Anyway, I’ll be receiving my new figure on Wednesday, so I’m looking forward to that.
Well, it is now early afternoon, so I will close this post here and get on with – ha ha – the rest of my day. Until next time, Dear Reader, stay safe, stay healthy, and I’ll catch you on the sunny side of things.
 One of the best things about PBS is that, at least when it comes to Ken Burns’ documentaries, its PBS Distribution division produces Blu-rays (and, presumably, DVDs) ahead of the broadcast premiere dattes and releases the home media versions almost simultaneously with the airing of the second or third episode of the documentary in question. Of all the recent (2014-2022) docs Burns and his Florentine Films team have made for PBS, I have all except for Country Music, which is probably one of the few topics that Burns has covered since his monumental The Civil War was broadcast in 1990 that I have little to no interest in.
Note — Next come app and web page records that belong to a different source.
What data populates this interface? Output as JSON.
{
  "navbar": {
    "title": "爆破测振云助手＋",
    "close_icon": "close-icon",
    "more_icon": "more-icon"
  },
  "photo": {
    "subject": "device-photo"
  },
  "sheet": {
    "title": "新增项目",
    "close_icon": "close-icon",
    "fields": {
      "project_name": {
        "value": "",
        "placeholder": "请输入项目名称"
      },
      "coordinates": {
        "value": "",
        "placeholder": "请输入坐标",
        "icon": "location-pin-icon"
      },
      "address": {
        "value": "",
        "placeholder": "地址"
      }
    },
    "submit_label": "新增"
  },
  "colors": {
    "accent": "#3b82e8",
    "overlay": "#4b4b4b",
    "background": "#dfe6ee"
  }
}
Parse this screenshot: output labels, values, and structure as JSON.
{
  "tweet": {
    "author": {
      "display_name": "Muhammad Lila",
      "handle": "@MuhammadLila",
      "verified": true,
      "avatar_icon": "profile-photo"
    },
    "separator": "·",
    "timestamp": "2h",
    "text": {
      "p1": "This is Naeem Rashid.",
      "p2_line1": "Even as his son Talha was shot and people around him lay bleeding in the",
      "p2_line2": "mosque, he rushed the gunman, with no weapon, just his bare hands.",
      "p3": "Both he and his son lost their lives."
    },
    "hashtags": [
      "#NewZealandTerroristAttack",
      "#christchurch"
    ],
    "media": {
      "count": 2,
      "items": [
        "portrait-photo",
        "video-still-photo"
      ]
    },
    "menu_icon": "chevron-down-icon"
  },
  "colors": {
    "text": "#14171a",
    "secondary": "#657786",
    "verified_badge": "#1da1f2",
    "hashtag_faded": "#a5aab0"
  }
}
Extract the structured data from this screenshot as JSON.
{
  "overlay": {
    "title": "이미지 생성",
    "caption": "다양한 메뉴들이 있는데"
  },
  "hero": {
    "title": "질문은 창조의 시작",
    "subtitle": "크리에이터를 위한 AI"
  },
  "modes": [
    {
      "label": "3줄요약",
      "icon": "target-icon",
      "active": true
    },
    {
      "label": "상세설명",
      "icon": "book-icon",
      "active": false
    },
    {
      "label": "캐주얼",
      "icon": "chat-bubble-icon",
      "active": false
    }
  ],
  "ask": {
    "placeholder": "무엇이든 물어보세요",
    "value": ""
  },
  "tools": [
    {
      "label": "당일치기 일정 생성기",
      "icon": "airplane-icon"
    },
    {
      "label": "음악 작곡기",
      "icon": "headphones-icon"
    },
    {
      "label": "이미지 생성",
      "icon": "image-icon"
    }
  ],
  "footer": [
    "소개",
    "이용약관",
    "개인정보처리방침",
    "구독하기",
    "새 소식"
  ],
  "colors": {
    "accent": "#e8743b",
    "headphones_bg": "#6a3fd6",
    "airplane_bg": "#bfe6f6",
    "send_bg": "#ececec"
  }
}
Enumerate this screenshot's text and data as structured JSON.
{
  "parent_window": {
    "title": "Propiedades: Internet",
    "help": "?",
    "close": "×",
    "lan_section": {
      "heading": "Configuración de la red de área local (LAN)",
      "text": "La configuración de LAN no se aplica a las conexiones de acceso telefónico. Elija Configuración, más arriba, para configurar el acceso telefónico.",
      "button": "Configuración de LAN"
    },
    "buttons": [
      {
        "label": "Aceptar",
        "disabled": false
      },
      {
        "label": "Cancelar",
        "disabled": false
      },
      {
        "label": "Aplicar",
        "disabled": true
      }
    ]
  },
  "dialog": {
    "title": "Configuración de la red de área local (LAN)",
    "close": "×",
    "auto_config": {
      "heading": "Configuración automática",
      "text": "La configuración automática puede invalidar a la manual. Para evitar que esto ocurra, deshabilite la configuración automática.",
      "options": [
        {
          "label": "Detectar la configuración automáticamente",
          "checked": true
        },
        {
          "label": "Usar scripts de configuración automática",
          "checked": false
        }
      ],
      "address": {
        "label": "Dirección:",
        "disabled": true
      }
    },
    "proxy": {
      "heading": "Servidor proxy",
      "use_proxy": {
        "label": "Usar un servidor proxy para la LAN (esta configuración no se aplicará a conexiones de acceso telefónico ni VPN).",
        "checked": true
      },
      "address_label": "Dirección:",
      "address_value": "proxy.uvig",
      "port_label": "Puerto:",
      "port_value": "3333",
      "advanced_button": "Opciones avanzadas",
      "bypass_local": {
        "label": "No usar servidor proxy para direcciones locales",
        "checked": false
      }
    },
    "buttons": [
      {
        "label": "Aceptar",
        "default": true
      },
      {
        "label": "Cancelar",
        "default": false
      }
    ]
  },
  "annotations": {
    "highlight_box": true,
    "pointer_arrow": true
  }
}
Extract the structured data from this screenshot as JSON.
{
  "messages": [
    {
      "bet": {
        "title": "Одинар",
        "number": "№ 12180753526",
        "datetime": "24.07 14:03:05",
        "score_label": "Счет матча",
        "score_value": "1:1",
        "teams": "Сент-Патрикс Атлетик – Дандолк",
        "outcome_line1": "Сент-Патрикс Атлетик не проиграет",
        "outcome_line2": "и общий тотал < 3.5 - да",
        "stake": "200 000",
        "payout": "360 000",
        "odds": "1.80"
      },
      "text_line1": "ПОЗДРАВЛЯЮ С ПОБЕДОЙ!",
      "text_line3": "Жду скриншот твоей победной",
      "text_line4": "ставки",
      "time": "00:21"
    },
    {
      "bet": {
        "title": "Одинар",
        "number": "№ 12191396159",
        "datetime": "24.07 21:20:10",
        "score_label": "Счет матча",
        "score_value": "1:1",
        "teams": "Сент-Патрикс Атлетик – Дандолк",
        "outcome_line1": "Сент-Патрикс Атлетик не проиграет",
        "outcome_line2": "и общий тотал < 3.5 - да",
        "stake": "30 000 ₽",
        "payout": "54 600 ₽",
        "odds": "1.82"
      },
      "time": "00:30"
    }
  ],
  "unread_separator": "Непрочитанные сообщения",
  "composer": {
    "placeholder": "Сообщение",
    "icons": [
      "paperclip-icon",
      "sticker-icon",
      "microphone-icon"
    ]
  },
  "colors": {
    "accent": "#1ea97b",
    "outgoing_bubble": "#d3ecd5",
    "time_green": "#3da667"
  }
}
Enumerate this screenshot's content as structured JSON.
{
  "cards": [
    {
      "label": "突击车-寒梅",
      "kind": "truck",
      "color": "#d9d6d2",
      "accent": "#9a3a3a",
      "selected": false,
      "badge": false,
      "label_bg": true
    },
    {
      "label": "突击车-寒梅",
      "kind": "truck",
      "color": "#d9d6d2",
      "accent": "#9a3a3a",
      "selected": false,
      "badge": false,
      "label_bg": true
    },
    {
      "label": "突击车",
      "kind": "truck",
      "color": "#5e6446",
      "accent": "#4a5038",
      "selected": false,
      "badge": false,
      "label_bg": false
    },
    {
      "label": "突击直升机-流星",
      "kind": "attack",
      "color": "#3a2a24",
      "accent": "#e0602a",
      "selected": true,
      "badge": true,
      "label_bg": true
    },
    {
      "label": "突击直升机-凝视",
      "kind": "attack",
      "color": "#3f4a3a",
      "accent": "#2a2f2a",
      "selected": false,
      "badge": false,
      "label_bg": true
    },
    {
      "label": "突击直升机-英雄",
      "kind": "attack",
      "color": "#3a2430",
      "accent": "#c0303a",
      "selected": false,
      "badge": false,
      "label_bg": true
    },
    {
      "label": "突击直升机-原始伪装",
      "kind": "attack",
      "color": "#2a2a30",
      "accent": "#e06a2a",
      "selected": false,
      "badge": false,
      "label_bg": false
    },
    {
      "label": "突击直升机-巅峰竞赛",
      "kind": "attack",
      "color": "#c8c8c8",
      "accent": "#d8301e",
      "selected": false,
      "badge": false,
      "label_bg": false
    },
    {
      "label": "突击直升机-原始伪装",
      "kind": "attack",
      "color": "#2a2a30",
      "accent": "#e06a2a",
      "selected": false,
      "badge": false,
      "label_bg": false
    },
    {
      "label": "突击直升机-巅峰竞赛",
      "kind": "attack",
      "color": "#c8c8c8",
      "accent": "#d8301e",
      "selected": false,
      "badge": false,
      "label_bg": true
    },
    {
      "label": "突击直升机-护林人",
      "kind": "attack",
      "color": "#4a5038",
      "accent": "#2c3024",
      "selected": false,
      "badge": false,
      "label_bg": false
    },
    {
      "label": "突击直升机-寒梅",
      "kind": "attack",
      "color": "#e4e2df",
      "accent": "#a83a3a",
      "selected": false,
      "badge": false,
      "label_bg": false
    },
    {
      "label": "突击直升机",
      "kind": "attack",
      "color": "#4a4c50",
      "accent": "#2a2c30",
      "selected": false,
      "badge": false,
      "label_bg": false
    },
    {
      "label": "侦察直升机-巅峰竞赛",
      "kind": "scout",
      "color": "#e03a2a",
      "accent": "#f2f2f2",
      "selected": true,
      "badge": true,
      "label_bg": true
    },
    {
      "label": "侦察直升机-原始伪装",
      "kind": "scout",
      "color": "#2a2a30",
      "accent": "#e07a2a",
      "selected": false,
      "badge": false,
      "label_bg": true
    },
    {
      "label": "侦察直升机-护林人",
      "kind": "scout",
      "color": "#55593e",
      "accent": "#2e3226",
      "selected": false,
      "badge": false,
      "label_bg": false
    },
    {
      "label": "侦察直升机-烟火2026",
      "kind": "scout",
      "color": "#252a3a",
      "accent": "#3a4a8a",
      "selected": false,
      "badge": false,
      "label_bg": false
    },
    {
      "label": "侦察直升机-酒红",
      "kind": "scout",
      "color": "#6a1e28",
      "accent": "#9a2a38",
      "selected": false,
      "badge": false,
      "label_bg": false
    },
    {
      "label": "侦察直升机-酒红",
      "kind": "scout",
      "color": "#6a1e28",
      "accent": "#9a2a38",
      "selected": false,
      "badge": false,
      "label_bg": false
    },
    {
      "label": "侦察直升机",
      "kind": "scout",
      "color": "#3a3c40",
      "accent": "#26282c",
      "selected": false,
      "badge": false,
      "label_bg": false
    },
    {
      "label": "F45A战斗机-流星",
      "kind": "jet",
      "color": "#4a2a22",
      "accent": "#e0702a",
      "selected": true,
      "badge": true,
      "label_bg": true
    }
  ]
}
(Re Country Music: Am I missing out on a great documentary? Probably, but Citizen Kane is also supposedly a great movie, and I simply can’t imagine sitting through it. And, as I’ve discovered from my recent attempt to get every Steven Spielberg-directed feature film on Blu-ray, not only is it an expensive project, but you also end up getting stuff you don’t really enjoy [I’m looking at you, Hook!] just for the sake of being a “completist.” If someone watches Country Music and gives me a compelling argument as to why I should get it, I’ll listen. Right now, though…it’s a “pass” from me.)